This week we’re going to be looking a really cool bass line in the shape of Barbarism Begins At Home by The Smiths and more importantly we’re going to use it as an example of how you can create wicked melodic basslines using an aspect of bass playing and composition you’ll find in all styles of music from pop to to jazz to classical.
Barbarism Begins At Home
So first let’s work through this bass line. This line is played by the great Andy Rourke and in this song he actually tunes up a whole step using the tuning F# B E and A. So the original makes use of many open strings.
In this video I won’t be showing you the up tuned version. I’m going to stay in regular old tuning and show you how to play it without messing around. But, I have included a transcription of the original F# version below. I want to stay in regular tuning so I can expand on the chord progression and still make sense.
F# Tuning (F# B E A)
Drum Track 100 Bpm
Drum Track 127 Bpm
Behind The Bass Line
So it’s pretty obvious this is a really melodic bass line and it’s tempting to think of these kind of long winding lines as being riffs designed completely separate from the rest of the instruments.

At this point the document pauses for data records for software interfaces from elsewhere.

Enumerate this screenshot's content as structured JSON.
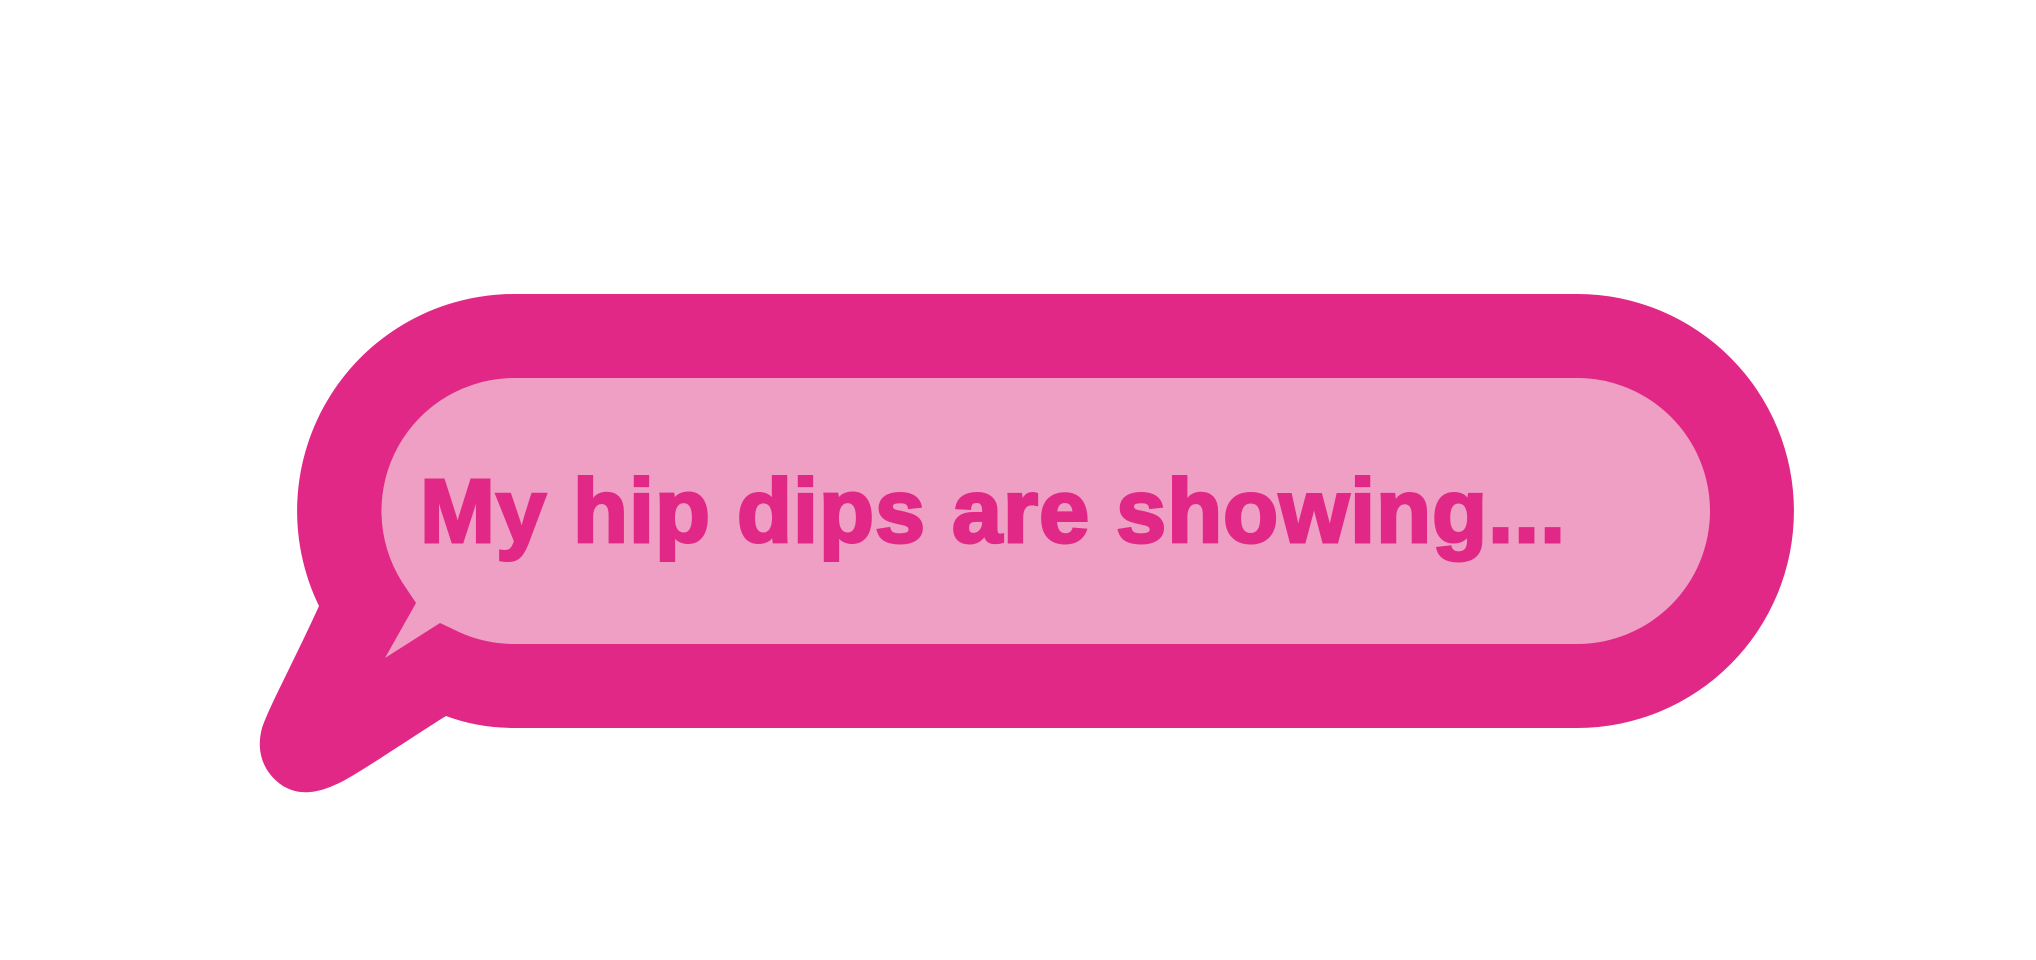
{
  "bubble": {
    "text": "My hip dips are showing...",
    "outline_color": "#E12886",
    "fill_color": "#EF9EC4",
    "text_color": "#E12886"
  }
}
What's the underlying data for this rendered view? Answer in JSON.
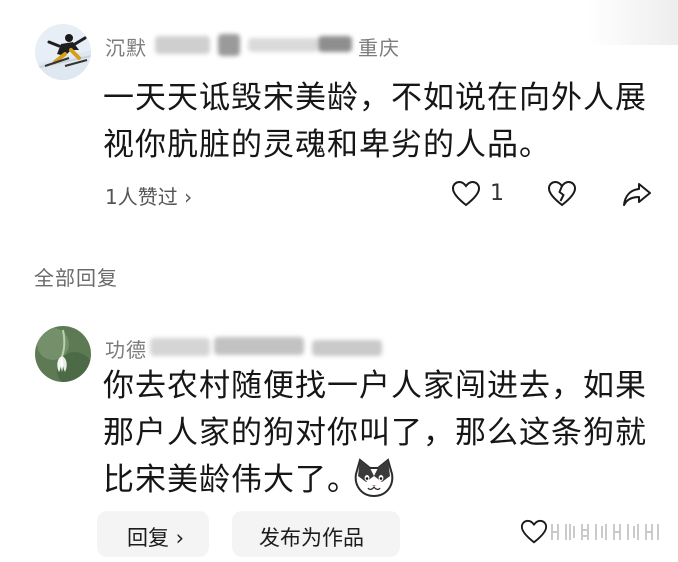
{
  "top_comment": {
    "username": "沉默",
    "location": "重庆",
    "text_line1": "一天天诋毁宋美龄，不如说在向外人展",
    "text_line2": "视你肮脏的灵魂和卑劣的人品。",
    "likes_link": "1人赞过 ›",
    "like_count": "1"
  },
  "section": {
    "all_replies": "全部回复"
  },
  "reply": {
    "username": "功德",
    "text_line1": "你去农村随便找一户人家闯进去，如果",
    "text_line2": "那户人家的狗对你叫了，那么这条狗就",
    "text_line3": "比宋美龄伟大了。"
  },
  "bottom_bar": {
    "reply_label": "回复 ›",
    "publish_label": "发布为作品"
  },
  "icons": {
    "like": "heart-outline-icon",
    "dislike": "broken-heart-icon",
    "share": "share-arrow-icon",
    "emoji": "cat-face-emoji"
  },
  "colors": {
    "text": "#161616",
    "muted": "#7c7c7c",
    "pill_bg": "#f4f4f4"
  }
}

Johnny Marr is playing his usual gleaming arpeggiated chords and this funky riff moves all over the place. But the riff is actually connected to that guitar in a very foundational way and that connection is key to creating bass lines in any style.
So I’m talking about the chord progression. The harmony. This bass line and the way it moves around is a direct result of outlining the chords and weaving a smooth line through them.
Keys To Analysis
First of all, you need to work on the actual arpeggios of each chord in the progression so you can understand what’s happening in the line. For this song we have the chords F#m7, B7, D major and E major. The arpeggios can be seen below:
Once you have the notes of the chords under your fingers you can start to work through the bass line, isolating the chord tones and analysing the non chord tones that work around them.
Weaving A Line Through The Chords
By analysing the bass line in this way you can see that Andy Rourke is basically outlining the chords in the progression and using embellishments and chromatic approach notes to link them with a smooth weaving line.
The bass line is shown below with labels to outline the chord tones. ct = Chord Tone, a = Approach Note:
Learn Your Chord Tones!
This is why it’s important to study your chord tones. Learn the arpeggios for every chord you play over. Learn the principles of chord construction. How chords are made. There’s a system to it. It’s not hard to learn.
If you know the notes for each chord your playing over, then you have a palette to work from. Learn how each chord tone sounds and operates over that chord and then you can add non chord tones in there for extra flavour and melodic movement. But it all comes from a foundation of understanding the harmony.